## Input
◇ ◇ ◇ ◇

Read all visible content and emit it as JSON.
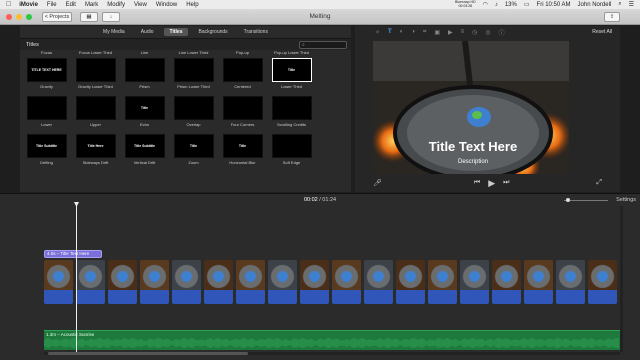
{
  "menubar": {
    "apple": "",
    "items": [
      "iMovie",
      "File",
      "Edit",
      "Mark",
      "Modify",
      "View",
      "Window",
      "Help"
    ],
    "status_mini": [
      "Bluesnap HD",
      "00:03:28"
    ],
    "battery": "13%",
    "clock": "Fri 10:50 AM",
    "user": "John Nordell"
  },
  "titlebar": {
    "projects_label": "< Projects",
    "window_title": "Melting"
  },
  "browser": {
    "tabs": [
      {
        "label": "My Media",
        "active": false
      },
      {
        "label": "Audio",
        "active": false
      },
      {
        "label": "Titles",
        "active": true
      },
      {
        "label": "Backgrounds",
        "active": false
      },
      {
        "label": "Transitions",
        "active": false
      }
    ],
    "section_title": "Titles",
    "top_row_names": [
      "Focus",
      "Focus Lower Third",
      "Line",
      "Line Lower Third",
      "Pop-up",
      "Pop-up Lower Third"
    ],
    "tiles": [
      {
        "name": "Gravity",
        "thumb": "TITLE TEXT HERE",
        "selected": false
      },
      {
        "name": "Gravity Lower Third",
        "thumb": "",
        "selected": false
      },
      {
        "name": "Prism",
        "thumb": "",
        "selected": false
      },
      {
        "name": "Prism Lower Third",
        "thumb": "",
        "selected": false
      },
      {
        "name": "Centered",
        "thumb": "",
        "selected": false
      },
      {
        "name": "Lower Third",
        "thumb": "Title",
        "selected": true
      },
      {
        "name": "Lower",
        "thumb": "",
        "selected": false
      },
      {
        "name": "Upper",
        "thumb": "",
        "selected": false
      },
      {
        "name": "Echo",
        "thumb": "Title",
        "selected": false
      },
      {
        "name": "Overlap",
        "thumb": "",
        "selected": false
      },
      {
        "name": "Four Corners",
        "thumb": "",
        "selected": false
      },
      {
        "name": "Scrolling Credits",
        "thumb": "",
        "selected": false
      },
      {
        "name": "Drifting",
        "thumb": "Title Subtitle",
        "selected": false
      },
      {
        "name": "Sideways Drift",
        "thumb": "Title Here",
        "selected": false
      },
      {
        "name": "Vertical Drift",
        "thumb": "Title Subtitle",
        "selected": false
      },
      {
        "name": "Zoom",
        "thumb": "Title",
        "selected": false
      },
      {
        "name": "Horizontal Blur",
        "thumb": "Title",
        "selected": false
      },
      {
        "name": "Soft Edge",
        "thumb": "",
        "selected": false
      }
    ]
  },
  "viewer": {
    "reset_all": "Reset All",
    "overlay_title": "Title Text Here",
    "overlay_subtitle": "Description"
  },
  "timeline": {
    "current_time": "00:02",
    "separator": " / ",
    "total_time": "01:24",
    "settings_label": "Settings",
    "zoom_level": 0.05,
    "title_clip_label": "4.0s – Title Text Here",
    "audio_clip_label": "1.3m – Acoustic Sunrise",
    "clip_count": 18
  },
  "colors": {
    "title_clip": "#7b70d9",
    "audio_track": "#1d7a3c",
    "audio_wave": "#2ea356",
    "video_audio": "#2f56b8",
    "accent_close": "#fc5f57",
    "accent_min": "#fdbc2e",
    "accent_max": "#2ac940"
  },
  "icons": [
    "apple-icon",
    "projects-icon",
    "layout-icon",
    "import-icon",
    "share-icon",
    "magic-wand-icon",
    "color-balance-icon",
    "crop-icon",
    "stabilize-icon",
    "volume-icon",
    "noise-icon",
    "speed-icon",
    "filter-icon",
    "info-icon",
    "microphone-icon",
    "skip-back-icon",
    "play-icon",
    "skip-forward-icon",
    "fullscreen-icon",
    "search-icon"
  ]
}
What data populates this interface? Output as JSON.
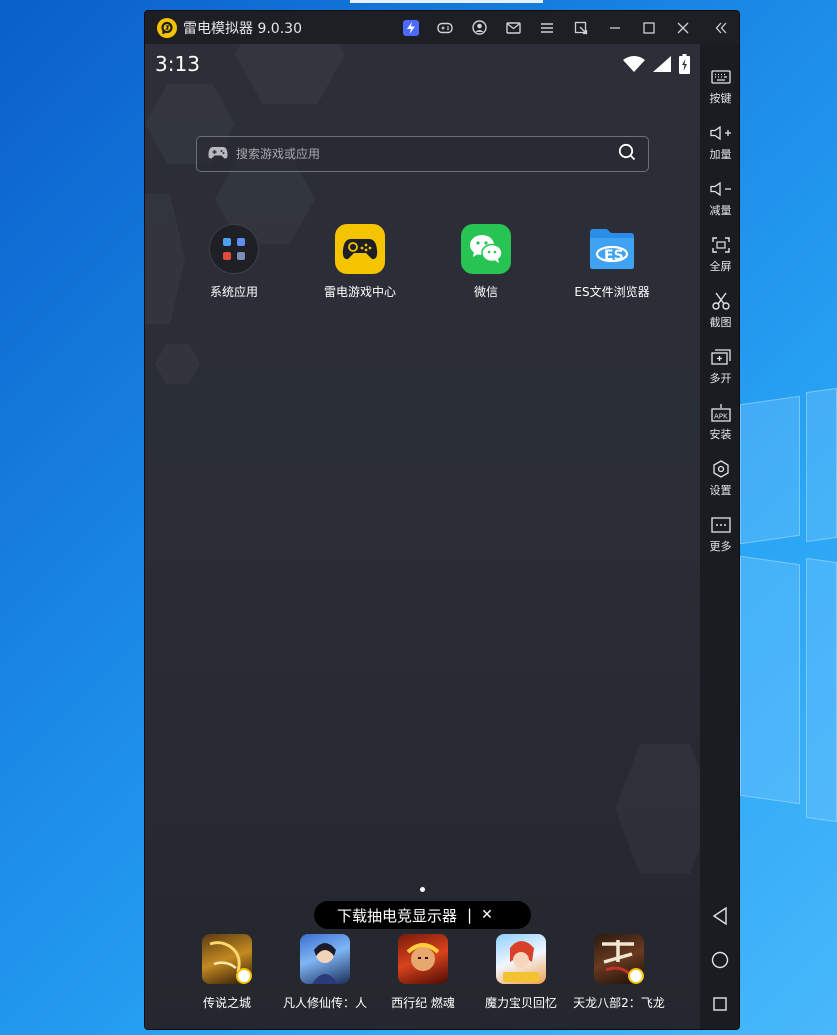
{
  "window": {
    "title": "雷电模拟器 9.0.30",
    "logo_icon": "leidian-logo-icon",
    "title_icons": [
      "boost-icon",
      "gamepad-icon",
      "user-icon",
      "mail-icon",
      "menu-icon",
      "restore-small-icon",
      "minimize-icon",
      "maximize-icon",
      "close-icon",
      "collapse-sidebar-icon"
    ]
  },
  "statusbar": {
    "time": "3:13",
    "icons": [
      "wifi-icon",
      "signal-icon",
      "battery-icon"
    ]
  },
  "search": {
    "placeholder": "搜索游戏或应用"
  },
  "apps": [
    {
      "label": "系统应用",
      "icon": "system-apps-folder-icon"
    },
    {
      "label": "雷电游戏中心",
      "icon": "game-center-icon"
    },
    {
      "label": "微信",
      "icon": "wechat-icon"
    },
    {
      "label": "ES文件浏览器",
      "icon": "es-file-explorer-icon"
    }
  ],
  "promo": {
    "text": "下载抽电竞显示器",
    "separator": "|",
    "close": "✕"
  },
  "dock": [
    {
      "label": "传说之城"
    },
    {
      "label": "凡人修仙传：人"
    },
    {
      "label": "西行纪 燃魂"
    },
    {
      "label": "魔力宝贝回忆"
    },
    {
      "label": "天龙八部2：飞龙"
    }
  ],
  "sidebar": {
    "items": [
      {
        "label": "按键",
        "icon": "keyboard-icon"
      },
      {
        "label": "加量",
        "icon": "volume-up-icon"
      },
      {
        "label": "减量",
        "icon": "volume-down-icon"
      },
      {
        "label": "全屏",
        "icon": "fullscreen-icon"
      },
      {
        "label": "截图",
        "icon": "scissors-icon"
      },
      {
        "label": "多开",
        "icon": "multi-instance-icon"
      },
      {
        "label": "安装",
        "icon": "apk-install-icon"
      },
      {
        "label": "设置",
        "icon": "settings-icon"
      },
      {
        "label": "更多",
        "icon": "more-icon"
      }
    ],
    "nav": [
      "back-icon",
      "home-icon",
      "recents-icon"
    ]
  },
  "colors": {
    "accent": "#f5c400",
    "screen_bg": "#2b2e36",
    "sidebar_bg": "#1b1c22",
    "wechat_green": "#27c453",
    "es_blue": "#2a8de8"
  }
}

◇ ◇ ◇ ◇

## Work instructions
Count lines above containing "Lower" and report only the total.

## Expected answer
7